- United States: After the contraction in Q1 (resulting from an outsized detraction from net exports and a payback from the surge in inventories in Q4, not from weak demand) we expect sequential growth to pick up from Q2 and stabilise around moderate rates of growth consistent with reaching 1.6% in Q4/Q4 22 and 1.5% in Q4/Q4 23. Domestic demand will significantly slow on tightening financial conditions, bringing growth below potential sooner than expected. Inflationary pressures remain elevated from both headline volatile components (energy and food inflation) and stickier core drivers, remaining above 6% till year end.
- Eurozone: The Eurozone looks set for a year of stagnating growth amid high and persistent inflation. We expect the economy to post very limited sequential gains for much of the year; high inflation and low confidence are dampening consumption while uncertainty weighs on investments; domestic demand is weak, and foreign demand isn’t much better, thus reducing the contribution of exports. Inflation has become progressively more broad-based; looking ahead, we continue to expect inflation to remain significantly above the ECB target, as pressures on the core will remain high.
- United Kingdom: Against a backdrop of high and persistent inflation, we expect the economy to quickly lose steam as higher prices and taxes squeeze households real disposable incomes. A technical recession is a material possibility, although for now we expect the economy to avoid posting two consecutive quarters of negative growth. Sequentially, we see GDP remaining on a tightrope between contraction and mild expansion. Inflation momentum is still high as producer pricing pressures continue to increase and survey data remain consistent with inflationary pressures staying higher for a prolonged time.
- Japan: Unlike its DM peers, Japan’s post-pandemic recovery has remained sluggish. GDP contracted again in Q1, and the overall economic output stayed at a same level as in Q4 2020. Business investments were a particular concern, while the recent slide in sentiment doesn’t bode well for a rebound, considering new supply constraints and the continuous deterioration in terms of trade. Inflation, on the other hand, has become increasingly sticky as expectations hit record high. Core inflation will rise further throughout the year, but stay comfortably below BoJ’s 2% target.

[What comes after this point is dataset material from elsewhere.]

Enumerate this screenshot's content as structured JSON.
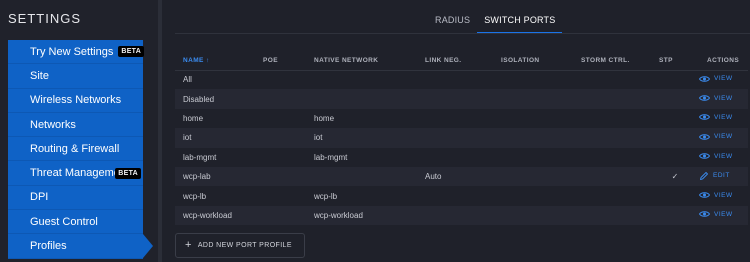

- Fed: At its latest FOMC meeting, the Fed hiked by 50bp and announced that the balance sheet runoff would start in June at a pace in line with market expectations. The meeting confirmed the Fed’s hawkish stance and focus on inflation, pointing to additional hikes likely to remain in the 50bps area at the next two meetings, followed by a possible slowdown to 25bps hikes in the remaining part of the year. This path remains in line with our baseline scenario on US Fed fund rates, pointing to the 2.5% area by year-end, and to a move close to 3/3.25% in one year.
- ECB: President Lagarde confirmed that QE net purchases are likely to end very early in the third quarter, allowing a rate lift-off in July, in line with forward guidance. She added that “based on the current outlook, we are likely to be in a position to exit negative rates by the end of the third quarter”, meaning that a second hike may come in September. The normalisation path in following quarters look more data-dependent, but we expect a third hike in Q4 and a fourth in Q1-23. ECB is also likely to revise down March projections on growth in June meeting
- BoJ: There are good reasons for BoJ to stay dovish. Japan’s economic recovery has lagged behind, with a deep output gap that is not expected to close before 2024. Consumer inflation, albeit strengthening, has stayed contained. Against this backdrop, BoJ has repeatedly stated that the cost-driven increase in inflation is not sustainable. It has maintained its ultra-loose monetary policy and defended its YCC target range by committing to buy unlimited amount of JGBs. Leaving the JPY mostly to MoF, BoJ will continue to prioritise the domestic economy and stay accommodative.
- BoE: The Bank of England hiked rates by 25bp at its last meeting but failed to introduce an announcement on active QT, postponing it to August. New forecasts show a grim picture for the UK economy, with inflation likely to hit above 10% and GDP to contract in 2023 and expected close to stagnation in 2024. The statement had dovish elements, as well, with two members questioning whether the guidance of further hikes was appropriate. Consistent with this outcome, we still expect the BoE to proceed with a more limited rate hike path than still priced in by the markets